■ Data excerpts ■
◆ ◆ ◆

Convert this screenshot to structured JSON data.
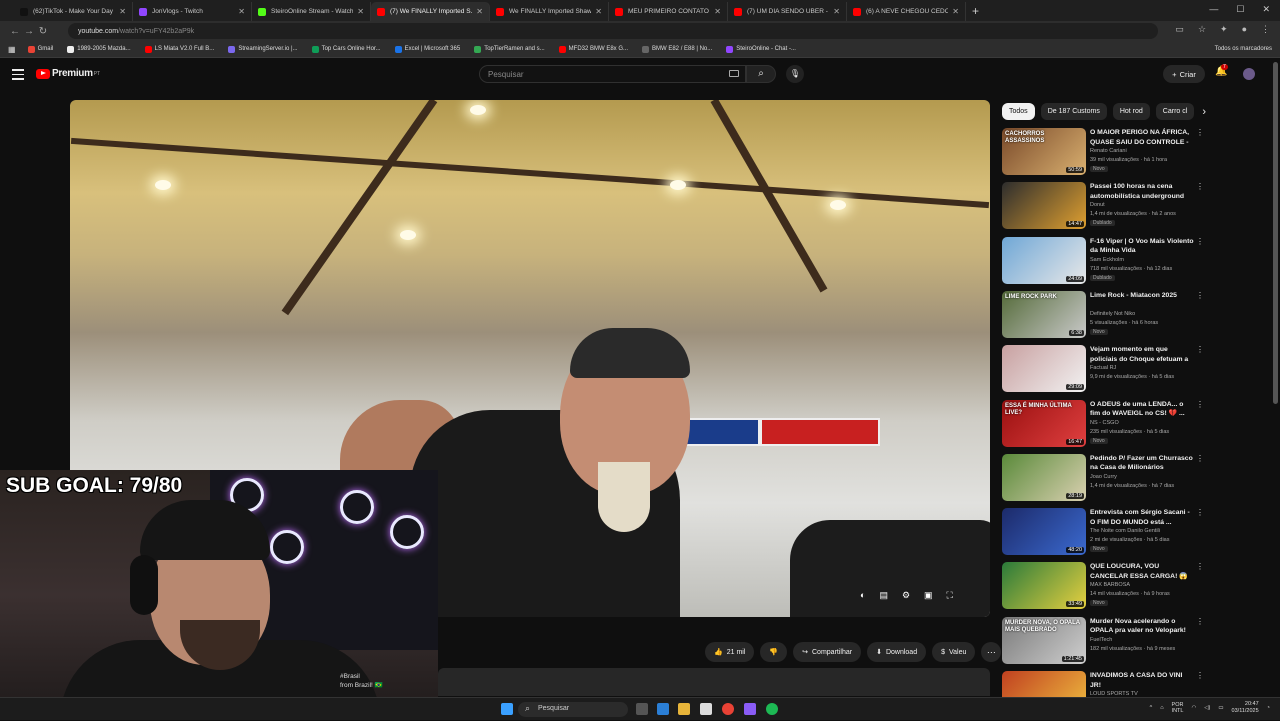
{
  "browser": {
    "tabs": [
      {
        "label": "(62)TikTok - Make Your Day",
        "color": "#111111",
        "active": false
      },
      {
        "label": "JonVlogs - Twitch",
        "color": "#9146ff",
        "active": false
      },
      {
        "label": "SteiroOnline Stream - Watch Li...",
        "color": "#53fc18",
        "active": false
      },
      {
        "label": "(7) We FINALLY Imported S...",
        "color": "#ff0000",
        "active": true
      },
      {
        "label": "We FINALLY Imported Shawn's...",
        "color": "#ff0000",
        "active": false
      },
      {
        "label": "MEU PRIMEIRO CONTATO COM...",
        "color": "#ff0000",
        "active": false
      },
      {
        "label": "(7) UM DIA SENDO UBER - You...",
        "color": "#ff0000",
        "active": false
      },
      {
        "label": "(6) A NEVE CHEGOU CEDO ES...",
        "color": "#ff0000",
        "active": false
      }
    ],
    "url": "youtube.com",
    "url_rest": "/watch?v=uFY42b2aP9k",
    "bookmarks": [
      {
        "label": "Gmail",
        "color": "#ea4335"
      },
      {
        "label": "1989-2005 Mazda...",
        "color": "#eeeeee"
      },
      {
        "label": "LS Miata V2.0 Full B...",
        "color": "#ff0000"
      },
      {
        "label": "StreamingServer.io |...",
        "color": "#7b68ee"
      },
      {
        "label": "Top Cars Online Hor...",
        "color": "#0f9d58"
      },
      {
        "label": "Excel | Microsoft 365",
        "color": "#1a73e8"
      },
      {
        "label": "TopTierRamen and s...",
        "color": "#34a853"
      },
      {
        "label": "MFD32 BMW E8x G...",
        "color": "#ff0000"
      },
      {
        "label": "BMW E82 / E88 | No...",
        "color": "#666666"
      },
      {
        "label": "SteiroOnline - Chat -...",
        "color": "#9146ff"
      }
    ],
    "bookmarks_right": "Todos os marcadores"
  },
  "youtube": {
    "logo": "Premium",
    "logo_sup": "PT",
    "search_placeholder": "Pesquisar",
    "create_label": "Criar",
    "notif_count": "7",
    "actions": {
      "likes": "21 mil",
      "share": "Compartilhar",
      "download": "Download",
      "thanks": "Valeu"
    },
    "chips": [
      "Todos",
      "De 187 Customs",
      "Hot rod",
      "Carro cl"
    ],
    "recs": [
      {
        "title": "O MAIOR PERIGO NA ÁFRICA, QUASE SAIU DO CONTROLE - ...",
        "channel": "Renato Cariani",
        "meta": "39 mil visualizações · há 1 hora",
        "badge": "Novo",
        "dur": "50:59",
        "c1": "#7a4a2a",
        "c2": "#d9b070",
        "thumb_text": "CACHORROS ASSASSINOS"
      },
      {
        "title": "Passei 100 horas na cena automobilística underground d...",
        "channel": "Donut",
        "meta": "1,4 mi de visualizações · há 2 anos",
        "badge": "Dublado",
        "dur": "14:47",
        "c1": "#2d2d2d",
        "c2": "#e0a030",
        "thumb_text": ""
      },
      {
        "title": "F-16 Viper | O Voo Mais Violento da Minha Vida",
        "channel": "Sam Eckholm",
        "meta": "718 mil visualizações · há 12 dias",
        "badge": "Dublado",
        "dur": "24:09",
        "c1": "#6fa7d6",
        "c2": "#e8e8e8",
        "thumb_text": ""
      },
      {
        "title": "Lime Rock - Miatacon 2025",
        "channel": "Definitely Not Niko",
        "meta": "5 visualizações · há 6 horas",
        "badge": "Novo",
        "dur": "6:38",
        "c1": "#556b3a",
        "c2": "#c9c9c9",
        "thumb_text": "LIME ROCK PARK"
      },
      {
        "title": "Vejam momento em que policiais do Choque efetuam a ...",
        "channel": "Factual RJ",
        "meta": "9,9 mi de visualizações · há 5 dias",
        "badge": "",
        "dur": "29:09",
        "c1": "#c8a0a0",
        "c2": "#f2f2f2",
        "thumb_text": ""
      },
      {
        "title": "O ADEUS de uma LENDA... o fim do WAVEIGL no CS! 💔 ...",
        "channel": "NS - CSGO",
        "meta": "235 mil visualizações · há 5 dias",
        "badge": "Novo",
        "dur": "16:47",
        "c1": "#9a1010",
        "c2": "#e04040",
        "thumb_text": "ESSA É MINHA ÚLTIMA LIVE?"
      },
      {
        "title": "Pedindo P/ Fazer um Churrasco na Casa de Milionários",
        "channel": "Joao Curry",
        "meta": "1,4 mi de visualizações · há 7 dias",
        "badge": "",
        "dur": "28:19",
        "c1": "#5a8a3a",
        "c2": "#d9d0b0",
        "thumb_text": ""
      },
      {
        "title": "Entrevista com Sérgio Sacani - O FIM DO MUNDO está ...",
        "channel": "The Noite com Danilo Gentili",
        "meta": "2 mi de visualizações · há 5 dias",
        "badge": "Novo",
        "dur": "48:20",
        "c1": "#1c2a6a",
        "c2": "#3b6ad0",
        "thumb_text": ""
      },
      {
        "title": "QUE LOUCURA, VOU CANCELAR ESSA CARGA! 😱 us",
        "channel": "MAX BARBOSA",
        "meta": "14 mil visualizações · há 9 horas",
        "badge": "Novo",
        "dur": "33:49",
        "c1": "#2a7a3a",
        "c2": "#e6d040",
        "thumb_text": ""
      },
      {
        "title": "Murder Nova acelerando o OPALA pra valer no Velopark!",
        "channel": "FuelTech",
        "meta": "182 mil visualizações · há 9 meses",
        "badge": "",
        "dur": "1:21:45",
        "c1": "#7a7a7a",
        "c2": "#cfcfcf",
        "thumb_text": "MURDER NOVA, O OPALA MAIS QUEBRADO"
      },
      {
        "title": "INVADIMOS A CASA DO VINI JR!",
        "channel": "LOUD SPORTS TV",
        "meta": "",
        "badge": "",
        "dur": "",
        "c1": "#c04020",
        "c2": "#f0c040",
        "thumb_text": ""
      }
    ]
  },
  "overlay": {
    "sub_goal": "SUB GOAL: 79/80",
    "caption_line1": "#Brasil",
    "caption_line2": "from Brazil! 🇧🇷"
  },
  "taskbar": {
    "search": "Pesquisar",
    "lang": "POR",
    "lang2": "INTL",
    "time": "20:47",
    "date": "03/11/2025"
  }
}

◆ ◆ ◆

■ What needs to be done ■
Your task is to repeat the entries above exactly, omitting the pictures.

■ Reply ■
Convert this screenshot to structured JSON data.
{
  "browser": {
    "tabs": [
      {
        "label": "(62)TikTok - Make Your Day",
        "color": "#111111",
        "active": false
      },
      {
        "label": "JonVlogs - Twitch",
        "color": "#9146ff",
        "active": false
      },
      {
        "label": "SteiroOnline Stream - Watch Li...",
        "color": "#53fc18",
        "active": false
      },
      {
        "label": "(7) We FINALLY Imported S...",
        "color": "#ff0000",
        "active": true
      },
      {
        "label": "We FINALLY Imported Shawn's...",
        "color": "#ff0000",
        "active": false
      },
      {
        "label": "MEU PRIMEIRO CONTATO COM...",
        "color": "#ff0000",
        "active": false
      },
      {
        "label": "(7) UM DIA SENDO UBER - You...",
        "color": "#ff0000",
        "active": false
      },
      {
        "label": "(6) A NEVE CHEGOU CEDO ES...",
        "color": "#ff0000",
        "active": false
      }
    ],
    "url": "youtube.com",
    "url_rest": "/watch?v=uFY42b2aP9k",
    "bookmarks": [
      {
        "label": "Gmail",
        "color": "#ea4335"
      },
      {
        "label": "1989-2005 Mazda...",
        "color": "#eeeeee"
      },
      {
        "label": "LS Miata V2.0 Full B...",
        "color": "#ff0000"
      },
      {
        "label": "StreamingServer.io |...",
        "color": "#7b68ee"
      },
      {
        "label": "Top Cars Online Hor...",
        "color": "#0f9d58"
      },
      {
        "label": "Excel | Microsoft 365",
        "color": "#1a73e8"
      },
      {
        "label": "TopTierRamen and s...",
        "color": "#34a853"
      },
      {
        "label": "MFD32 BMW E8x G...",
        "color": "#ff0000"
      },
      {
        "label": "BMW E82 / E88 | No...",
        "color": "#666666"
      },
      {
        "label": "SteiroOnline - Chat -...",
        "color": "#9146ff"
      }
    ],
    "bookmarks_right": "Todos os marcadores"
  },
  "youtube": {
    "logo": "Premium",
    "logo_sup": "PT",
    "search_placeholder": "Pesquisar",
    "create_label": "Criar",
    "notif_count": "7",
    "actions": {
      "likes": "21 mil",
      "share": "Compartilhar",
      "download": "Download",
      "thanks": "Valeu"
    },
    "chips": [
      "Todos",
      "De 187 Customs",
      "Hot rod",
      "Carro cl"
    ],
    "recs": [
      {
        "title": "O MAIOR PERIGO NA ÁFRICA, QUASE SAIU DO CONTROLE - ...",
        "channel": "Renato Cariani",
        "meta": "39 mil visualizações · há 1 hora",
        "badge": "Novo",
        "dur": "50:59",
        "c1": "#7a4a2a",
        "c2": "#d9b070",
        "thumb_text": "CACHORROS ASSASSINOS"
      },
      {
        "title": "Passei 100 horas na cena automobilística underground d...",
        "channel": "Donut",
        "meta": "1,4 mi de visualizações · há 2 anos",
        "badge": "Dublado",
        "dur": "14:47",
        "c1": "#2d2d2d",
        "c2": "#e0a030",
        "thumb_text": ""
      },
      {
        "title": "F-16 Viper | O Voo Mais Violento da Minha Vida",
        "channel": "Sam Eckholm",
        "meta": "718 mil visualizações · há 12 dias",
        "badge": "Dublado",
        "dur": "24:09",
        "c1": "#6fa7d6",
        "c2": "#e8e8e8",
        "thumb_text": ""
      },
      {
        "title": "Lime Rock - Miatacon 2025",
        "channel": "Definitely Not Niko",
        "meta": "5 visualizações · há 6 horas",
        "badge": "Novo",
        "dur": "6:38",
        "c1": "#556b3a",
        "c2": "#c9c9c9",
        "thumb_text": "LIME ROCK PARK"
      },
      {
        "title": "Vejam momento em que policiais do Choque efetuam a ...",
        "channel": "Factual RJ",
        "meta": "9,9 mi de visualizações · há 5 dias",
        "badge": "",
        "dur": "29:09",
        "c1": "#c8a0a0",
        "c2": "#f2f2f2",
        "thumb_text": ""
      },
      {
        "title": "O ADEUS de uma LENDA... o fim do WAVEIGL no CS! 💔 ...",
        "channel": "NS - CSGO",
        "meta": "235 mil visualizações · há 5 dias",
        "badge": "Novo",
        "dur": "16:47",
        "c1": "#9a1010",
        "c2": "#e04040",
        "thumb_text": "ESSA É MINHA ÚLTIMA LIVE?"
      },
      {
        "title": "Pedindo P/ Fazer um Churrasco na Casa de Milionários",
        "channel": "Joao Curry",
        "meta": "1,4 mi de visualizações · há 7 dias",
        "badge": "",
        "dur": "28:19",
        "c1": "#5a8a3a",
        "c2": "#d9d0b0",
        "thumb_text": ""
      },
      {
        "title": "Entrevista com Sérgio Sacani - O FIM DO MUNDO está ...",
        "channel": "The Noite com Danilo Gentili",
        "meta": "2 mi de visualizações · há 5 dias",
        "badge": "Novo",
        "dur": "48:20",
        "c1": "#1c2a6a",
        "c2": "#3b6ad0",
        "thumb_text": ""
      },
      {
        "title": "QUE LOUCURA, VOU CANCELAR ESSA CARGA! 😱 us",
        "channel": "MAX BARBOSA",
        "meta": "14 mil visualizações · há 9 horas",
        "badge": "Novo",
        "dur": "33:49",
        "c1": "#2a7a3a",
        "c2": "#e6d040",
        "thumb_text": ""
      },
      {
        "title": "Murder Nova acelerando o OPALA pra valer no Velopark!",
        "channel": "FuelTech",
        "meta": "182 mil visualizações · há 9 meses",
        "badge": "",
        "dur": "1:21:45",
        "c1": "#7a7a7a",
        "c2": "#cfcfcf",
        "thumb_text": "MURDER NOVA, O OPALA MAIS QUEBRADO"
      },
      {
        "title": "INVADIMOS A CASA DO VINI JR!",
        "channel": "LOUD SPORTS TV",
        "meta": "",
        "badge": "",
        "dur": "",
        "c1": "#c04020",
        "c2": "#f0c040",
        "thumb_text": ""
      }
    ]
  },
  "overlay": {
    "sub_goal": "SUB GOAL: 79/80",
    "caption_line1": "#Brasil",
    "caption_line2": "from Brazil! 🇧🇷"
  },
  "taskbar": {
    "search": "Pesquisar",
    "lang": "POR",
    "lang2": "INTL",
    "time": "20:47",
    "date": "03/11/2025"
  }
}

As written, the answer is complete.